Exercise brief:
Among the lines below, count those with "Cultura". Give only the number.

Stored dataset items:
-------------------------
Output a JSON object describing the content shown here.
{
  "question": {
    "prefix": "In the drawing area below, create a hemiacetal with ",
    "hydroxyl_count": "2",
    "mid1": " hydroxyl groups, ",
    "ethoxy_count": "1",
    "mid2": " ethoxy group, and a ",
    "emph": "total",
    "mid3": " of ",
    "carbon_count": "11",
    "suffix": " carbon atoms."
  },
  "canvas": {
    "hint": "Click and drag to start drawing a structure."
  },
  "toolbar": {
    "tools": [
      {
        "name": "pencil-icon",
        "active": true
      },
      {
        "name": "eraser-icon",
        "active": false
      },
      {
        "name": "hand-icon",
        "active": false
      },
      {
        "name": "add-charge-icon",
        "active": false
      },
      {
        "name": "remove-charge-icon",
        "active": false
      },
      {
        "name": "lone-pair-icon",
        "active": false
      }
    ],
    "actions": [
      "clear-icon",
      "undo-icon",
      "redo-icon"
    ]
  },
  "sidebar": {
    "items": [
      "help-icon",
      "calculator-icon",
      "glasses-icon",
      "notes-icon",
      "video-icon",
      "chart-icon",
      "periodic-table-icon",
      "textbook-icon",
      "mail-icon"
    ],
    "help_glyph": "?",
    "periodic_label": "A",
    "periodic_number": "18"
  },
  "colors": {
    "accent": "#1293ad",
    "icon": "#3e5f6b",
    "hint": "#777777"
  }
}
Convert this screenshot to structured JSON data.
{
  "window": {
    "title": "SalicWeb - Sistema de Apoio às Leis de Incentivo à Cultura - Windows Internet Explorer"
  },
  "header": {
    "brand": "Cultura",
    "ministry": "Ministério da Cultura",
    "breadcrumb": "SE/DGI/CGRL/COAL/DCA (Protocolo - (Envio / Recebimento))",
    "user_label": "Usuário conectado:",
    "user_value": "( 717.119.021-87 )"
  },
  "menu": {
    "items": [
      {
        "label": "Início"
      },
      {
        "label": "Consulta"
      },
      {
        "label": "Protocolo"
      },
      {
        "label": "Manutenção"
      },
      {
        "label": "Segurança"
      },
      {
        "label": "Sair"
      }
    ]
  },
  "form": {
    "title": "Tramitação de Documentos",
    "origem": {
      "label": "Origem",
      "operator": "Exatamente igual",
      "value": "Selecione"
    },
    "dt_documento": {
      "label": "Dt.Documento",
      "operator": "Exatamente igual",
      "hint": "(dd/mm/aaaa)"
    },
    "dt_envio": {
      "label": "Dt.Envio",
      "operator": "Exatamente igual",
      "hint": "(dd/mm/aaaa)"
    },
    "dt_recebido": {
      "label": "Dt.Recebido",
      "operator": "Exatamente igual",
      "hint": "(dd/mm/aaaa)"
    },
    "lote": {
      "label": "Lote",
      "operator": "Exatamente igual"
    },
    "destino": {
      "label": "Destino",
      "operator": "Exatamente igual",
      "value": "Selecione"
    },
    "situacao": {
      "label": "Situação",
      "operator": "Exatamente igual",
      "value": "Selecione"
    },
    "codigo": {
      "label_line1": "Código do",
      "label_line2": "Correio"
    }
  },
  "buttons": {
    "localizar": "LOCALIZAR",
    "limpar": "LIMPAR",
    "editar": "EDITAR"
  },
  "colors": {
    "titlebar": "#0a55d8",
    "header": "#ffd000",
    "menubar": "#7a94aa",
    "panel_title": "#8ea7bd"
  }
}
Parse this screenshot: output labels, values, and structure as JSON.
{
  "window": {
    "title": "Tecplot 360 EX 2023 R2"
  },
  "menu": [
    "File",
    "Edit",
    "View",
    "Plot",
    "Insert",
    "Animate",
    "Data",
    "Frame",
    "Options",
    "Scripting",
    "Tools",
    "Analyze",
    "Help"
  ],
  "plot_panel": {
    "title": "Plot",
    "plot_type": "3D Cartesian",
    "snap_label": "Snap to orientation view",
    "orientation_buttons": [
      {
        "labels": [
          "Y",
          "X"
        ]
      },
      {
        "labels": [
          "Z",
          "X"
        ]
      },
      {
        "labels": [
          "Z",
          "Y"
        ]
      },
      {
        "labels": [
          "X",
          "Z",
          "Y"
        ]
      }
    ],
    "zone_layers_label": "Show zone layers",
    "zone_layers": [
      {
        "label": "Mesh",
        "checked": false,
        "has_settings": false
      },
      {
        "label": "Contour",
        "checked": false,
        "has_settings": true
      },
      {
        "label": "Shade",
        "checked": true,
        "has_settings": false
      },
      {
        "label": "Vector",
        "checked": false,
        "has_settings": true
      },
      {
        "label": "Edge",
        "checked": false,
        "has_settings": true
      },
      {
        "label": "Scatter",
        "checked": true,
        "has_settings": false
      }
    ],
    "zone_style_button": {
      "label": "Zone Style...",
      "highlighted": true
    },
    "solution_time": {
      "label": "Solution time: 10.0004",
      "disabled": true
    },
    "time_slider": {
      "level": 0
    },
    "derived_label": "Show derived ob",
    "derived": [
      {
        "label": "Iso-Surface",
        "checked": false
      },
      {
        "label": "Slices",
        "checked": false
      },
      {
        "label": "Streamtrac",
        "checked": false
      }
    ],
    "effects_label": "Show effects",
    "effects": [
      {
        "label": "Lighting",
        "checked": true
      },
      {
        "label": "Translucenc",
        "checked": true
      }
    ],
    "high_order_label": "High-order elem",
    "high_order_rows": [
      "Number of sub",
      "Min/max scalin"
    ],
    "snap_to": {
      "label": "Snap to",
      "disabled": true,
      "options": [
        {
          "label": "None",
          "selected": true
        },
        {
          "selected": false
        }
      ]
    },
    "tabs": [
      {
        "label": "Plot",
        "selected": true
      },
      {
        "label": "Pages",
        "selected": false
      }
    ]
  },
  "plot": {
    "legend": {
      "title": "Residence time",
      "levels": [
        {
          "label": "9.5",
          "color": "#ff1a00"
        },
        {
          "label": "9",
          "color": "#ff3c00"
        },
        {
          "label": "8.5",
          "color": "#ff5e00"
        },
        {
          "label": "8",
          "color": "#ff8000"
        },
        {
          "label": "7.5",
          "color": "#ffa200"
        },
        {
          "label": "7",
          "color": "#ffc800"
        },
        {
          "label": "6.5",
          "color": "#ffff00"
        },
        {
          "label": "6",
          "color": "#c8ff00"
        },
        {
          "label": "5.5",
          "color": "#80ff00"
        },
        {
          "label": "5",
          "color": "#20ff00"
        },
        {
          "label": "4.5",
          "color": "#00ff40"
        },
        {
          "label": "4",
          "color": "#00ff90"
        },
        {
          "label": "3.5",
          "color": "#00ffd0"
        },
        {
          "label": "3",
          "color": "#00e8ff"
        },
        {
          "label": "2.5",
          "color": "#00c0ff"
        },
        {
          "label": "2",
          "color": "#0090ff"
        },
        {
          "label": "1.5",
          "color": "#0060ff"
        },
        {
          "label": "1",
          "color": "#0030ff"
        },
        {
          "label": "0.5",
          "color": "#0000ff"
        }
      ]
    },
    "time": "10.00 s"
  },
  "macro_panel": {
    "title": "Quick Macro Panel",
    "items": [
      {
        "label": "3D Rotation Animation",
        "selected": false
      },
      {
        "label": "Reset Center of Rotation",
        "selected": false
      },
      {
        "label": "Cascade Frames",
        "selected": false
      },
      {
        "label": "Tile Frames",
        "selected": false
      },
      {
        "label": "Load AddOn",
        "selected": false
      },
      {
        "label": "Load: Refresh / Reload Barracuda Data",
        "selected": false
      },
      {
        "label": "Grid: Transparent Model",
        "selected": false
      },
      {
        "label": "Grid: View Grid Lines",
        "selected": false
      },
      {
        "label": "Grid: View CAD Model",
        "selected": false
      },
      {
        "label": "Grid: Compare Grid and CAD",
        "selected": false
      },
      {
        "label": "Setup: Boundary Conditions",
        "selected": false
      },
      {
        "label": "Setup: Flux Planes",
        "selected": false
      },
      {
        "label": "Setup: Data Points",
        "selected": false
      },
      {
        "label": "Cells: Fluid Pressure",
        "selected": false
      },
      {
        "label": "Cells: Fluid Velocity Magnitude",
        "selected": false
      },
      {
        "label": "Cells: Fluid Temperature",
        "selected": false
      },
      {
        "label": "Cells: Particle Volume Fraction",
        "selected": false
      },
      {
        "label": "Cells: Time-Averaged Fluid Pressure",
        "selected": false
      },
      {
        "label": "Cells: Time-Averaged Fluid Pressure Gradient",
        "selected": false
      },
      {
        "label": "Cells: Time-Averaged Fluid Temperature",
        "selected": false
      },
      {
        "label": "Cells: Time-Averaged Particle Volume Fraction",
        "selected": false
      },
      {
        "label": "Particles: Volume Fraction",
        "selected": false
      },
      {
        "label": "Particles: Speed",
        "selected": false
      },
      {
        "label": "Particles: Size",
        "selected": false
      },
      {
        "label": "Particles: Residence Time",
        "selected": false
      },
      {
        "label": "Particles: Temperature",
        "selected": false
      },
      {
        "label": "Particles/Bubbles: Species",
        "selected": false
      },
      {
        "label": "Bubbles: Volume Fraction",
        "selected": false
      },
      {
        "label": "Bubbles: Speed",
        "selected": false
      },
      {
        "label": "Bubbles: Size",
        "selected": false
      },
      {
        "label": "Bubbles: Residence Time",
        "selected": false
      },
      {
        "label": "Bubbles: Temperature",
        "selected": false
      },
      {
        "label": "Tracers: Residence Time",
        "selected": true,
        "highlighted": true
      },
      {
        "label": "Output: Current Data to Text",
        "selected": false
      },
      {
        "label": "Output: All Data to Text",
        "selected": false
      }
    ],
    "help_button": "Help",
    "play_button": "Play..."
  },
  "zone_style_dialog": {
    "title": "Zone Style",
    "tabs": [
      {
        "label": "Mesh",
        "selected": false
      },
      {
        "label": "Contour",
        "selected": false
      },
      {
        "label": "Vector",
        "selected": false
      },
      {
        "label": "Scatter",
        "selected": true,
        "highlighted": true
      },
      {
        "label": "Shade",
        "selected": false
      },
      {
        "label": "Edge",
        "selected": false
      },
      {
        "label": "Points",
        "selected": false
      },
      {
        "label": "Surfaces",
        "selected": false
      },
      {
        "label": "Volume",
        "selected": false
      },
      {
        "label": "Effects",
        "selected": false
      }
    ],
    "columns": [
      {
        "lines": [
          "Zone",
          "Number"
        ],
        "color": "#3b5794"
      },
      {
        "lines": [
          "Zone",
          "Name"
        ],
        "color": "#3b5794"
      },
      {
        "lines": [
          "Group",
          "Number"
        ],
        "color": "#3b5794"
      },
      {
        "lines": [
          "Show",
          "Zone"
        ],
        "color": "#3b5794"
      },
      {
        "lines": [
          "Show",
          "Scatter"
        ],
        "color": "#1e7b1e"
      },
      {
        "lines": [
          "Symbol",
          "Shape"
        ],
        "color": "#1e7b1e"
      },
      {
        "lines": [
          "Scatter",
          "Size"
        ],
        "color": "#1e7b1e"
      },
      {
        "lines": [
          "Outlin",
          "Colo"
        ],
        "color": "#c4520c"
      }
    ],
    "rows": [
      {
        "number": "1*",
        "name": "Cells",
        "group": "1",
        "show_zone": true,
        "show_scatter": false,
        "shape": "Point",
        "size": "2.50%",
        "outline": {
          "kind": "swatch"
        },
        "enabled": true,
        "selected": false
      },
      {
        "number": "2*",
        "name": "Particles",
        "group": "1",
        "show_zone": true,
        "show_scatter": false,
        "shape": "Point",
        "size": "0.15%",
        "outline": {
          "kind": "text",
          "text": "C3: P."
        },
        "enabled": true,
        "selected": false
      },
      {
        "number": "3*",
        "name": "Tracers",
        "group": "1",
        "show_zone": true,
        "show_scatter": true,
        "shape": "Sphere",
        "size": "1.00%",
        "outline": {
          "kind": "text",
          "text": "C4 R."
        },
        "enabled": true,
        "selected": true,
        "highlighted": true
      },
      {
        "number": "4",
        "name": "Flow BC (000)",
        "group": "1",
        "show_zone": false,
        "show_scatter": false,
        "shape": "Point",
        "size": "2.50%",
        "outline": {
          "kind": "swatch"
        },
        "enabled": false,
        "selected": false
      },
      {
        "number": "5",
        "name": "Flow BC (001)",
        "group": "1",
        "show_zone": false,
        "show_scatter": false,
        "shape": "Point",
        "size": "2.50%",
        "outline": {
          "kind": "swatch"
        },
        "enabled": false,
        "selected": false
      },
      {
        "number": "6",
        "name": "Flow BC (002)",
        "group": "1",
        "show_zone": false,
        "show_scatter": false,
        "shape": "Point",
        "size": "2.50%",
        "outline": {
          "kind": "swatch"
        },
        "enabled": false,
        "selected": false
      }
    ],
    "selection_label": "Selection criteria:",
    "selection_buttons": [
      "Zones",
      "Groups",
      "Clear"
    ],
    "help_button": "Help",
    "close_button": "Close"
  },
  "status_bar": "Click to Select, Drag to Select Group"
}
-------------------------
Answer for the task:
3